Wednesday, 26 January 2011
The other night Chris and I stumbled upon a documentary about origami, a film called Between the Folds, directed by Vanessa Gould. I have always found origami fascinating, but I had no idea how seriously true origamists take it: folding paper can be an art form, a way to help build space research equipment, or to learn more about the way we understand mathematics and geometry. Among other hugely talented and fascinating people who work with origami, the documentary features Erik Demaine, an associate professor at MIT. As several of the people interviewed talked about the potential of origami, the fantastic world of possibilities that it could offer, it was Demaine's final remarks in the documentary that made me pause. Yes, origami had a lot to do with Demaine's work on folding algorithms and puzzles, but he also folds paper in his free time because it is fun.

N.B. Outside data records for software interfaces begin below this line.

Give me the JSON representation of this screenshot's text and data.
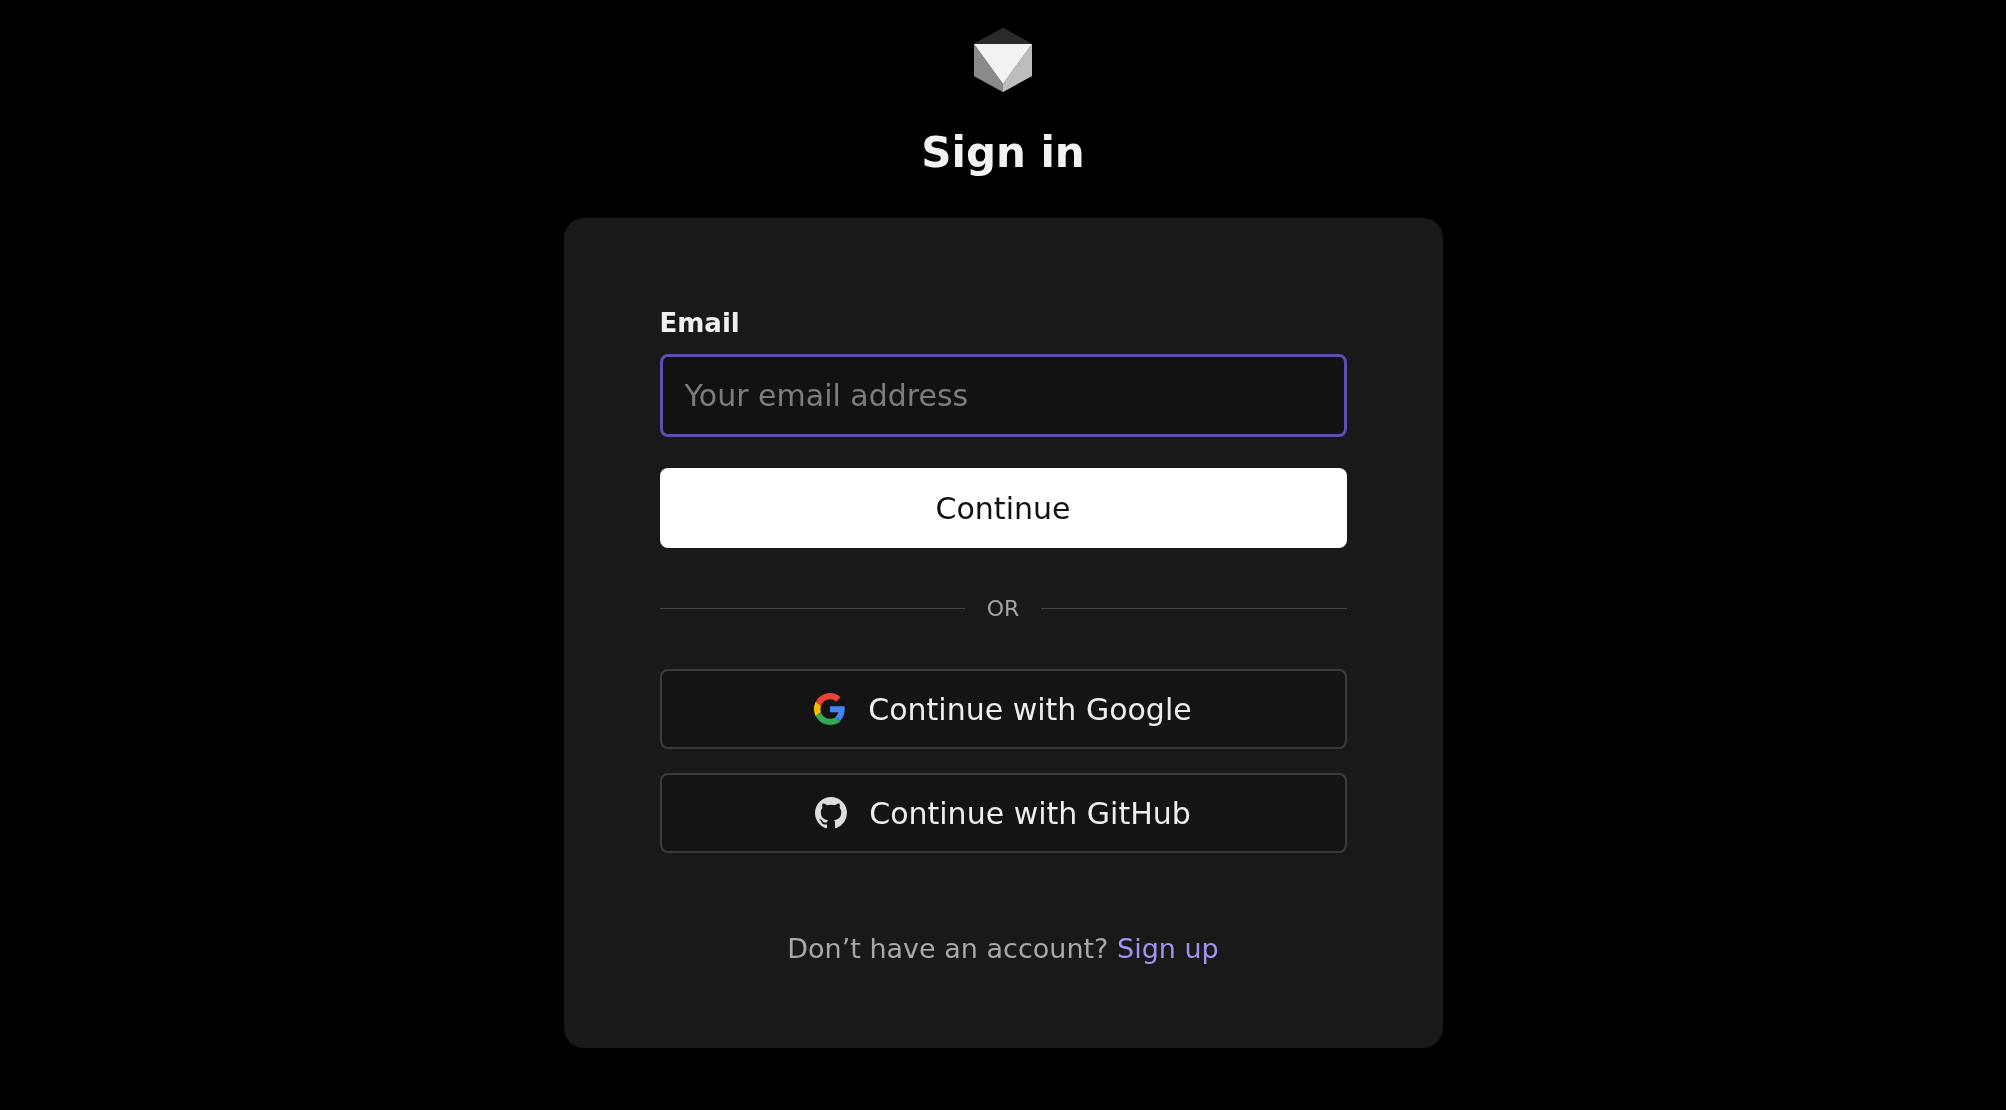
{
  "title": "Sign in",
  "email_field": {
    "label": "Email",
    "placeholder": "Your email address",
    "focused": true
  },
  "continue_button": "Continue",
  "divider": "OR",
  "providers": [
    {
      "kind": "google",
      "label": "Continue with Google"
    },
    {
      "kind": "github",
      "label": "Continue with GitHub"
    }
  ],
  "footer": {
    "text": "Don’t have an account?",
    "link": "Sign up"
  }
}
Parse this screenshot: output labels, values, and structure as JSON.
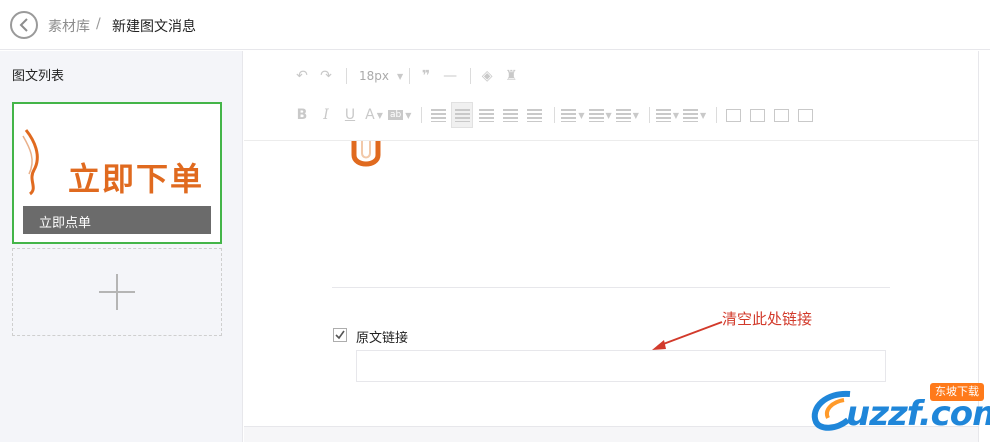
{
  "header": {
    "breadcrumb_link": "素材库",
    "breadcrumb_separator": "/",
    "breadcrumb_current": "新建图文消息"
  },
  "sidebar": {
    "title": "图文列表",
    "card": {
      "cover_text": "立即下单",
      "title": "立即点单"
    }
  },
  "toolbar": {
    "font_size": "18px"
  },
  "form": {
    "original_link_label": "原文链接",
    "original_link_checked": true,
    "original_link_value": ""
  },
  "annotation": {
    "text": "清空此处链接",
    "color": "#d23a2b"
  },
  "watermark": {
    "logo_text": "uzzf.com",
    "badge_text": "东坡下载"
  },
  "colors": {
    "selected_border": "#44b549",
    "cover_text": "#e06a1f"
  }
}
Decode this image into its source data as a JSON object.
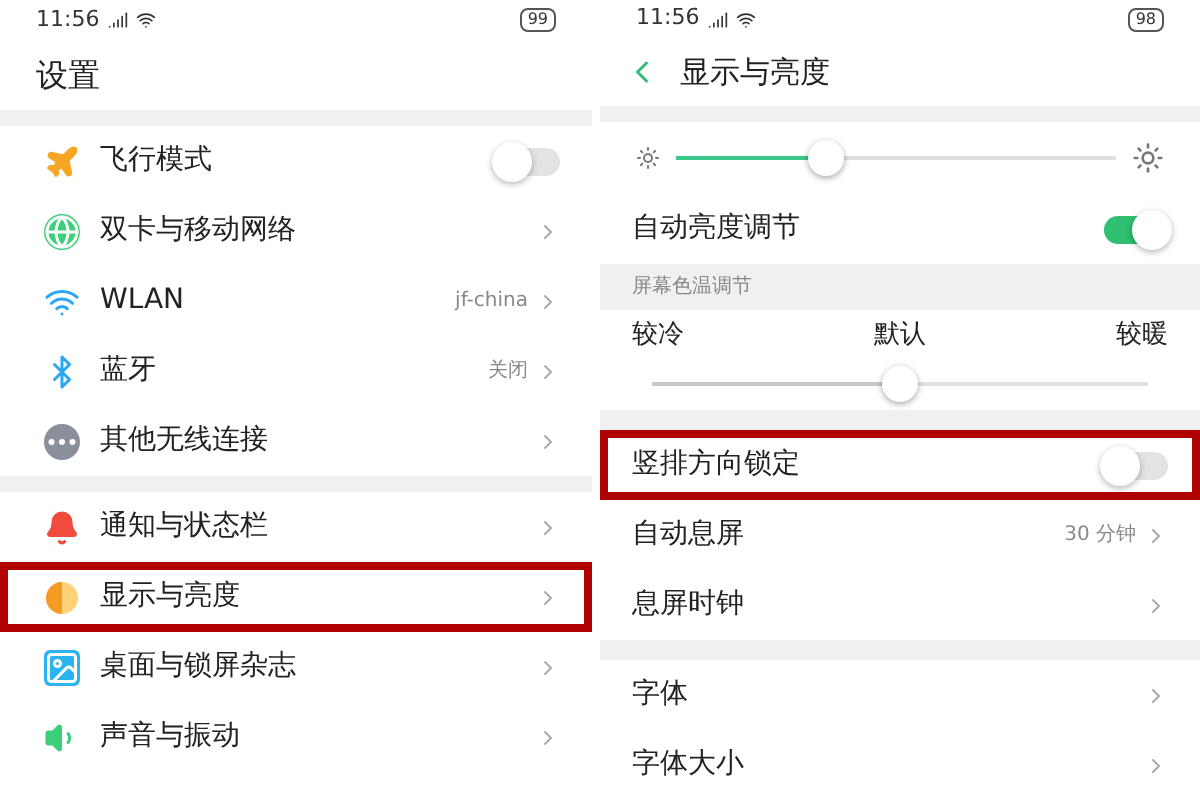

It sort of hit me that I have found myself rather serious lately. I do a lot of things that I enjoy: I read, I watch movies, I knit, I listen to good music. For the most part, though, my key word is interesting rather than fun. I am drawn to problems and things that I long to understand better. I spent a long time in the Strand bookstore in New York looking for books on the history of psychiatry rather than, say, kitties.
I got to thinking about the types of things I do just for fun, and I couldn't think of much. In the spirit of the origami documentary, I recognised the sincere love I have for jigsaw puzzles, but living with six cats makes active puzzle-making a little tricky. I used to roam second-hand stores and flea markets just because I enjoyed it, but TGAAD is making me feel awfully self-conscious and serious about the whole world of fashion and clothes, too. I love gardening, and for the most part that is for fun, too, but I get horribly beat down if my plants die - last year I actually cried over tomato blight. It seems that I take life way too seriously.